__Data records__.
——————
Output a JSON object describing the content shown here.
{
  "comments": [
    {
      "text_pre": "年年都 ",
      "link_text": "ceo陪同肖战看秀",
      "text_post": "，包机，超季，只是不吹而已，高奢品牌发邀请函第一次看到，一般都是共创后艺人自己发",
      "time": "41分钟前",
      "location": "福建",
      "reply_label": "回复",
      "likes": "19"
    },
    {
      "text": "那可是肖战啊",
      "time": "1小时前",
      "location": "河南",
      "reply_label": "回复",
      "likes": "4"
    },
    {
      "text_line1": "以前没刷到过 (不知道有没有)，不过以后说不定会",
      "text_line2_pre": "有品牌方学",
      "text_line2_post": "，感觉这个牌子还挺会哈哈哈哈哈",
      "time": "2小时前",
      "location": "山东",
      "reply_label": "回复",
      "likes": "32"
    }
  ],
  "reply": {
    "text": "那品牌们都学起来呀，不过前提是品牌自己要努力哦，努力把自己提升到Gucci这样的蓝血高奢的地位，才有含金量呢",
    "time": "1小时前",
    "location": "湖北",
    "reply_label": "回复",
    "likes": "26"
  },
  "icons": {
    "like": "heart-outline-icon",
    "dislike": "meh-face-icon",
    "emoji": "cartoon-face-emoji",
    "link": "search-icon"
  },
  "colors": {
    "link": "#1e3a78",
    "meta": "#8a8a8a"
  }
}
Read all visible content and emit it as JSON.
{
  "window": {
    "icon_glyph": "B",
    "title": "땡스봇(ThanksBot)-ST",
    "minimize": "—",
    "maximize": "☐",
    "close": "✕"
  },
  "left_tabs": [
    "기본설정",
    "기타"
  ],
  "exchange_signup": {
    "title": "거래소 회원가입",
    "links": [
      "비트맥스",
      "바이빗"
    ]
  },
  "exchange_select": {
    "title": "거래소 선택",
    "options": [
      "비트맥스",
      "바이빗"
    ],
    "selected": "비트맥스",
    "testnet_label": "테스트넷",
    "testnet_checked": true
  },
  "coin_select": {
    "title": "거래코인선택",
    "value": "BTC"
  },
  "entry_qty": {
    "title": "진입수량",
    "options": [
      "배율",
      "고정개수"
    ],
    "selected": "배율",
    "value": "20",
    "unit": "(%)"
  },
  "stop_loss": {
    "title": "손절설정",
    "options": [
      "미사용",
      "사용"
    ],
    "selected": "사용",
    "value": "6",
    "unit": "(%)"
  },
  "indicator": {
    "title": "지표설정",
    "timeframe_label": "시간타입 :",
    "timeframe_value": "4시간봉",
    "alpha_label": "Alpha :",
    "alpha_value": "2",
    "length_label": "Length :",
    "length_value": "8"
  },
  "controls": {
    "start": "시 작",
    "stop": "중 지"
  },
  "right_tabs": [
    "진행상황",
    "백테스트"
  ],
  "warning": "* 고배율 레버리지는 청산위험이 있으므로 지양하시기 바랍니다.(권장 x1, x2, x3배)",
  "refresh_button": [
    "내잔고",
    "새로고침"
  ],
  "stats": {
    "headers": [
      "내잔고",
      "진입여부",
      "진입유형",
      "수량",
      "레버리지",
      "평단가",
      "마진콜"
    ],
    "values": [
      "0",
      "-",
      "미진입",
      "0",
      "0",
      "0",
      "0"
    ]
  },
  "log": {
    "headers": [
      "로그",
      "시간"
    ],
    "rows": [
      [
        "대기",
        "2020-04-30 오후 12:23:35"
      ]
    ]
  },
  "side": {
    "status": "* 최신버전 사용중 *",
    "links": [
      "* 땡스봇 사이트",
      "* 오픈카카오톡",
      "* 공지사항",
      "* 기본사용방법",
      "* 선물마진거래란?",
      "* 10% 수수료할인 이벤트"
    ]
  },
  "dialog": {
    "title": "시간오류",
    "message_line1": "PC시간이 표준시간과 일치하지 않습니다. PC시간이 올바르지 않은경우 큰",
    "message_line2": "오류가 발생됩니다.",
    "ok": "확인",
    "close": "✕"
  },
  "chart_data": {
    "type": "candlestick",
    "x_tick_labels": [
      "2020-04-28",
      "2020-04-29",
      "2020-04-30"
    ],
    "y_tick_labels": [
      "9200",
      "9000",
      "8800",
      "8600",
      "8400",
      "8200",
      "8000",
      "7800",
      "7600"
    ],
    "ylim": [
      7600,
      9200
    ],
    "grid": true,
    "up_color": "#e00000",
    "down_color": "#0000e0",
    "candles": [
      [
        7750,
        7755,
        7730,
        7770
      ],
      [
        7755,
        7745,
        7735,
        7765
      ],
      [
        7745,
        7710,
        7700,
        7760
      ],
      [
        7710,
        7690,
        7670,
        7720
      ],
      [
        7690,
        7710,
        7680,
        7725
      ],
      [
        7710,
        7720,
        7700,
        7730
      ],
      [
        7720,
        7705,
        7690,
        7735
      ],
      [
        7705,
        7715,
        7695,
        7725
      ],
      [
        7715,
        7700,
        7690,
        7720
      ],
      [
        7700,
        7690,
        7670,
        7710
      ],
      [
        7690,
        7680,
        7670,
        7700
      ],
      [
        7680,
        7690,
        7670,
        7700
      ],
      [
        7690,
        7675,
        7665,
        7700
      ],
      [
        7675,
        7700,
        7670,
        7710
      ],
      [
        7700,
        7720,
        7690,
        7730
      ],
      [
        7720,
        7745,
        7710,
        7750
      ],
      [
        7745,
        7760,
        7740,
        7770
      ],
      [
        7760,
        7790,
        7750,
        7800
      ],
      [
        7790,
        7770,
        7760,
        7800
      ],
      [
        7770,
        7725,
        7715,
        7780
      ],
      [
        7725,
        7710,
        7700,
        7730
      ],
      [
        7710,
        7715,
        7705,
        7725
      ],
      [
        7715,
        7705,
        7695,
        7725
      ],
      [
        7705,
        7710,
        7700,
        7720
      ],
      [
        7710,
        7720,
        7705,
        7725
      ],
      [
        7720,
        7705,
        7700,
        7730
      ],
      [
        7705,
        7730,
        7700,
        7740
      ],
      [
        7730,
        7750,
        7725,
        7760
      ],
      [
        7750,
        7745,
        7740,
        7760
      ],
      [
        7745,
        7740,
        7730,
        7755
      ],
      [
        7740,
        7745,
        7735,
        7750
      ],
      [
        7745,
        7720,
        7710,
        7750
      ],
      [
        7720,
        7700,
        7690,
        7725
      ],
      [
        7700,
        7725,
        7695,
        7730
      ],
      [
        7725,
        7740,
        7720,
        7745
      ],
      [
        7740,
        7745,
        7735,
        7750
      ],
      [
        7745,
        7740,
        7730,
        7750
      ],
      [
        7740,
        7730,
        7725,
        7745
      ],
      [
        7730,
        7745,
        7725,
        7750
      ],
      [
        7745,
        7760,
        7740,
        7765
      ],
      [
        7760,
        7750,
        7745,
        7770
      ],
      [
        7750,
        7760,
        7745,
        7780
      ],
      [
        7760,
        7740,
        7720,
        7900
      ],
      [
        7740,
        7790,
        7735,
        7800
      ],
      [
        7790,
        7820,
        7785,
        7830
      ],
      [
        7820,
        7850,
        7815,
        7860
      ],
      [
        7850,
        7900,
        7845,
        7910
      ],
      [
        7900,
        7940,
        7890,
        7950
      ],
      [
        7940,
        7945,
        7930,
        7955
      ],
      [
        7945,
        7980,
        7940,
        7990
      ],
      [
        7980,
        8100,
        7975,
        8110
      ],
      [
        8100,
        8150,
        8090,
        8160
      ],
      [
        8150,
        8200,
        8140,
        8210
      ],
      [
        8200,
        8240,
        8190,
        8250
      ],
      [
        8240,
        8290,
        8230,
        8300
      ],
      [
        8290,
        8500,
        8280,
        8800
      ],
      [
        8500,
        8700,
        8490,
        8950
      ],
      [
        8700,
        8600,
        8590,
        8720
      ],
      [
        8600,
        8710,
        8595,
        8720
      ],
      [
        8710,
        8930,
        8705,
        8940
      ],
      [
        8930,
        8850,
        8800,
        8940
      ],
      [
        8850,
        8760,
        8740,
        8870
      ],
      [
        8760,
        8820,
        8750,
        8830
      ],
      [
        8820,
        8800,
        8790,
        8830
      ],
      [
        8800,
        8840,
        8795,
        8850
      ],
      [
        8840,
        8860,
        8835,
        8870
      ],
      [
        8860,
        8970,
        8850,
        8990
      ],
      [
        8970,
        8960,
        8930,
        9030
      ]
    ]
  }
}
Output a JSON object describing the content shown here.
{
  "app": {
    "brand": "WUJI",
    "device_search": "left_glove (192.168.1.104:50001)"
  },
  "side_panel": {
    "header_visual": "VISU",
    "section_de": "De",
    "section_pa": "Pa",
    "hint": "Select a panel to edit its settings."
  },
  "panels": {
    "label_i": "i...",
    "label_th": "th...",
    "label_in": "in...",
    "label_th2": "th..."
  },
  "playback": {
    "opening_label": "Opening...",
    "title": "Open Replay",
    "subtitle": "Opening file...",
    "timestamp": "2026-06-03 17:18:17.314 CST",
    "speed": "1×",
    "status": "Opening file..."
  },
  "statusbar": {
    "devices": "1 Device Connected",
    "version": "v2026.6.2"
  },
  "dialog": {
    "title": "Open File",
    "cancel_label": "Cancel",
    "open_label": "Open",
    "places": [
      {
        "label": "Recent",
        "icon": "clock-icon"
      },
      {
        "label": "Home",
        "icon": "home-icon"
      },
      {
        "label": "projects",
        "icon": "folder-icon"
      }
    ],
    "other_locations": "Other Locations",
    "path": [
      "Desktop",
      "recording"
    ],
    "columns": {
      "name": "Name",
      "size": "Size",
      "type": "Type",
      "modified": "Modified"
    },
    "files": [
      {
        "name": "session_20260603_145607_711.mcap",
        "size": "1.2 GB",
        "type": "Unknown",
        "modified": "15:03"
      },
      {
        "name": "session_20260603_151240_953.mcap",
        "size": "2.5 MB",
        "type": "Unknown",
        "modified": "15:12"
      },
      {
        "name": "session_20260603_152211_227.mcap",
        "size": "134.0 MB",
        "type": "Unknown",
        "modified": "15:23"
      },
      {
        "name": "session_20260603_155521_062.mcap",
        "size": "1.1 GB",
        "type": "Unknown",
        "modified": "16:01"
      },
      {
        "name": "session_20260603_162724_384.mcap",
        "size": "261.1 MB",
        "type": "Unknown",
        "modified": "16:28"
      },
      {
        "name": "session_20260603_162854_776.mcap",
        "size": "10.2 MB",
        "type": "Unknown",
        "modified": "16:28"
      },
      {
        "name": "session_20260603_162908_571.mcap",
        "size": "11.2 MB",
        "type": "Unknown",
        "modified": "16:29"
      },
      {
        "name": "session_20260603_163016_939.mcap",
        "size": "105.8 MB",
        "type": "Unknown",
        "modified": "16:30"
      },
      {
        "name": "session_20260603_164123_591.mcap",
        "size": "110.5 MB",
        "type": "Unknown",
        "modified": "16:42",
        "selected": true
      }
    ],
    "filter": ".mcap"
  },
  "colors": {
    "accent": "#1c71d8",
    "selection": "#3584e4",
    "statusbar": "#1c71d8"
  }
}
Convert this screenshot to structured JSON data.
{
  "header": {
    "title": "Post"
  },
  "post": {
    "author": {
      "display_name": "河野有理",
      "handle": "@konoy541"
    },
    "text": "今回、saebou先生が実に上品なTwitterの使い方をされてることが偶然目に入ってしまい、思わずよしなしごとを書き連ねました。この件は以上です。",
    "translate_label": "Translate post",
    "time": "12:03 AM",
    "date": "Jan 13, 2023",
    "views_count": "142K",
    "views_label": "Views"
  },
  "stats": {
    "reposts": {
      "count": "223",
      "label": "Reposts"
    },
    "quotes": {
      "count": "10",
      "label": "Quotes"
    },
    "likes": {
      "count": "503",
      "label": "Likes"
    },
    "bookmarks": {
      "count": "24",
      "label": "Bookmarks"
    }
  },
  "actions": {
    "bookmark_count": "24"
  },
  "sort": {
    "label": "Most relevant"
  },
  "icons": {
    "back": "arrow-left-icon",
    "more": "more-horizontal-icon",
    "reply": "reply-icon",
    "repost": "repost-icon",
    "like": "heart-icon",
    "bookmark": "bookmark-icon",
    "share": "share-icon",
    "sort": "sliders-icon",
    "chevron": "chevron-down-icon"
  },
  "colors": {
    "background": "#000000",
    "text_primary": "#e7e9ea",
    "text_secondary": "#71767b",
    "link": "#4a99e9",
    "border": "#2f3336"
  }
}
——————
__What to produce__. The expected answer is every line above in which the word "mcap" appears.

__Written response__.
        "name": "session_20260603_145607_711.mcap",
        "name": "session_20260603_151240_953.mcap",
        "name": "session_20260603_152211_227.mcap",
        "name": "session_20260603_155521_062.mcap",
        "name": "session_20260603_162724_384.mcap",
        "name": "session_20260603_162854_776.mcap",
        "name": "session_20260603_162908_571.mcap",
        "name": "session_20260603_163016_939.mcap",
        "name": "session_20260603_164123_591.mcap",
    "filter": ".mcap"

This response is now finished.